GOP Support for School-Choice Legislation Lacking in House

Update: Gov. Bill Haslam has announced the formation of an “opportunity scholarship” task force intended to study the issue of vouchers “before legislation is pursued any further in this session.” The body is directed to report back to the governor’s office in “the fall of 2012,” long after the Legislature is expected to adjourn. The 2012 General Election is Nov. 6.

The governor plans to weigh in any day on whether to offer parents broader school choice options for their children next year, but high-ranking House leaders are hinting that idea is not in the cards for 2012.

Both the Republican Caucus chairwoman and the Education Committee chairman say they’d rather let the education reforms they passed this year soak in before pushing controversial legislation that would give parents in Memphis, Nashville, Knoxville and Chattanooga money to help send their children to different public, charter or private schools.

“We don’t need to be passing it yet,” said Chairman Richard Montgomery, R-Sevierville, the Education Committee chairman who helped halt the legislation last spring. “I think there’s a tremendous amount of other people who feel the same way I do, that it’s a good year to learn as much as we possibly can and see if that’s something we really want to do.”

“We did do a lot last year,” said Rep. Debra Maggart, GOP Caucus chairwoman. “I do think that the voucher conversation is very complicated. … I think you’ll see a good conversation about it.”

Parents would have been able to use taxpayer-funded scholarships, or vouchers, to send their children to schools of their choosing under a bill that stalled last year as the Republican-controlled legislature overhauled teacher tenure, eliminated collective bargaining, opened up the doors to virtual schools and loosened enrollment restrictions on charter schools.

The measure passed in the Senate 18-10 mainly on party lines in the spring, but House Republicans put the brakes on the bill in favor of waiting until 2012 to take it up again.
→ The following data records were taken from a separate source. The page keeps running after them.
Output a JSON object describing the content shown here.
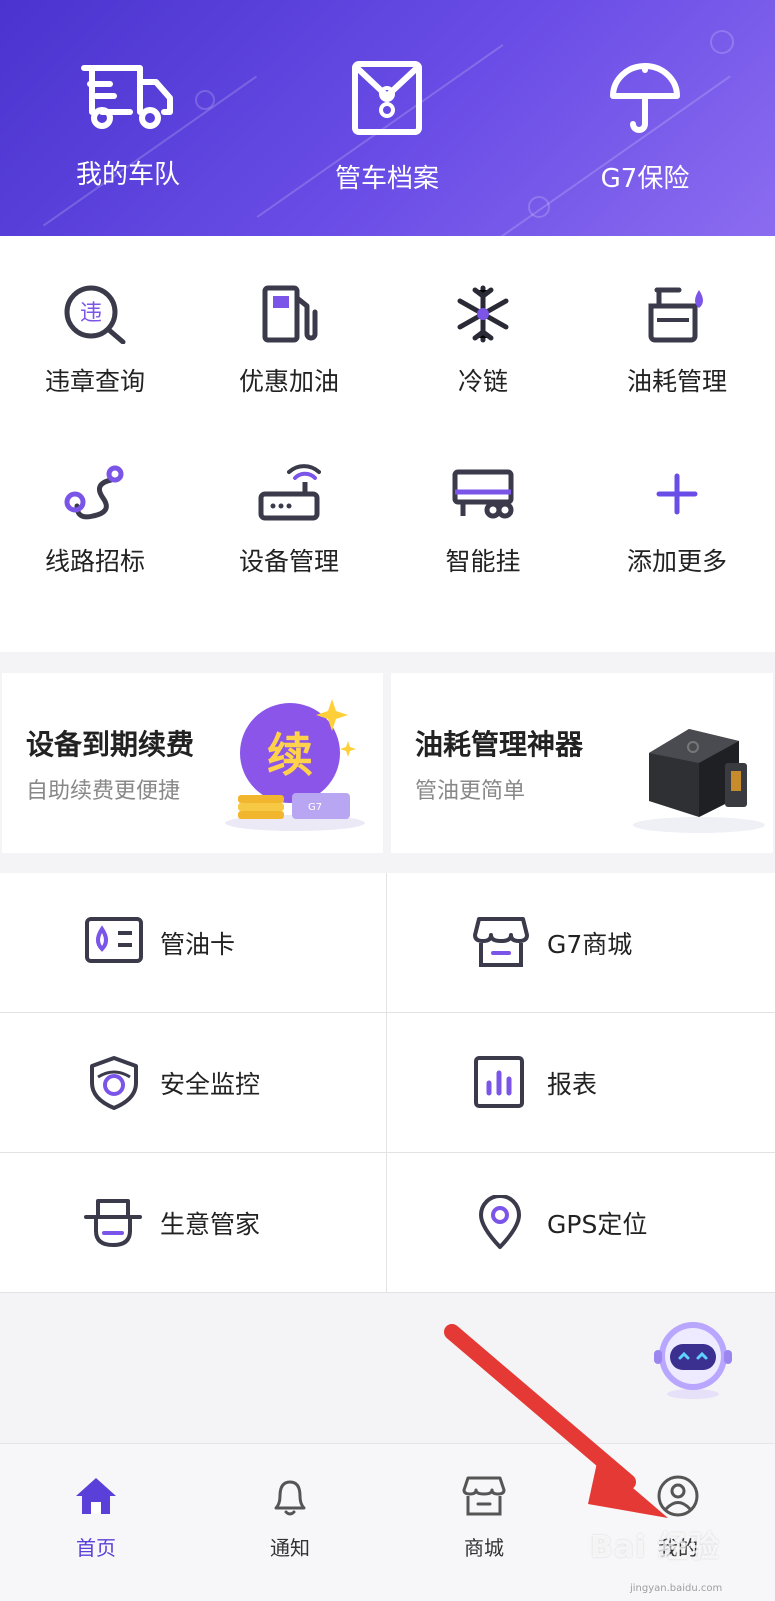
{
  "header": {
    "items": [
      {
        "label": "我的车队",
        "icon": "truck-icon"
      },
      {
        "label": "管车档案",
        "icon": "archive-envelope-icon"
      },
      {
        "label": "G7保险",
        "icon": "umbrella-icon"
      }
    ]
  },
  "quick": [
    {
      "label": "违章查询",
      "icon": "violation-search-icon",
      "glyph": "违"
    },
    {
      "label": "优惠加油",
      "icon": "fuel-pump-icon"
    },
    {
      "label": "冷链",
      "icon": "snowflake-icon"
    },
    {
      "label": "油耗管理",
      "icon": "fuel-consumption-icon"
    },
    {
      "label": "线路招标",
      "icon": "route-icon"
    },
    {
      "label": "设备管理",
      "icon": "router-device-icon"
    },
    {
      "label": "智能挂",
      "icon": "trailer-icon"
    },
    {
      "label": "添加更多",
      "icon": "plus-icon"
    }
  ],
  "cards": [
    {
      "title": "设备到期续费",
      "subtitle": "自助续费更便捷",
      "badge": "续",
      "device_tag": "G7"
    },
    {
      "title": "油耗管理神器",
      "subtitle": "管油更简单"
    }
  ],
  "menu": [
    {
      "label": "管油卡",
      "icon": "fuel-card-icon"
    },
    {
      "label": "G7商城",
      "icon": "store-icon"
    },
    {
      "label": "安全监控",
      "icon": "shield-camera-icon"
    },
    {
      "label": "报表",
      "icon": "report-chart-icon"
    },
    {
      "label": "生意管家",
      "icon": "butler-icon"
    },
    {
      "label": "GPS定位",
      "icon": "location-pin-icon"
    }
  ],
  "tabs": [
    {
      "label": "首页",
      "icon": "home-icon",
      "active": true
    },
    {
      "label": "通知",
      "icon": "bell-icon",
      "active": false
    },
    {
      "label": "商城",
      "icon": "store-icon",
      "active": false
    },
    {
      "label": "我的",
      "icon": "user-icon",
      "active": false
    }
  ],
  "watermark": {
    "text": "Bai 经验",
    "sub": "jingyan.baidu.com"
  },
  "colors": {
    "accent": "#5b3fd9",
    "header_start": "#4a33cf",
    "header_end": "#8b6cf0",
    "arrow": "#e53935",
    "icon_dark": "#3a3a4a"
  }
}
“I think there are some people who want to say, ‘Let’s cool things down, let’s let things work,’” said Rep. Bill Dunn, who plans to take another stab at the voucher bill next year. “And then I think there’s another camp that says, ‘Hey, we have the momentum going. Let’s go ahead and fix everything that we can.’”

Dunn, R-Knoxville, plans to make the bill more attractive by beefing up accountability requirements on schools accepting students admitted via vouchers and by reducing the state tax dollars that would follow each student out of their district school as they enter another institution.

Although the measure has already cleared the upper chamber, Sen. Brian Kelsey, R-Germantown, has introduced a new piece of legislation to allow school vouchers, also known as “equal opportunity scholarships,” although it currently lacks a House sponsor.

But the House plans to spend most of its time reviewing the reforms it wrote into law last year, said Montgomery, like tweaking the evaluation scores teachers need to earn tenure, reviewing specific pieces of the teacher evaluation reforms and assessing results of the wider charter school provisions.

Gov. Bill Haslam’s administration has for months studied the voucher issue, and he has said he expects to announce his official position before the holiday.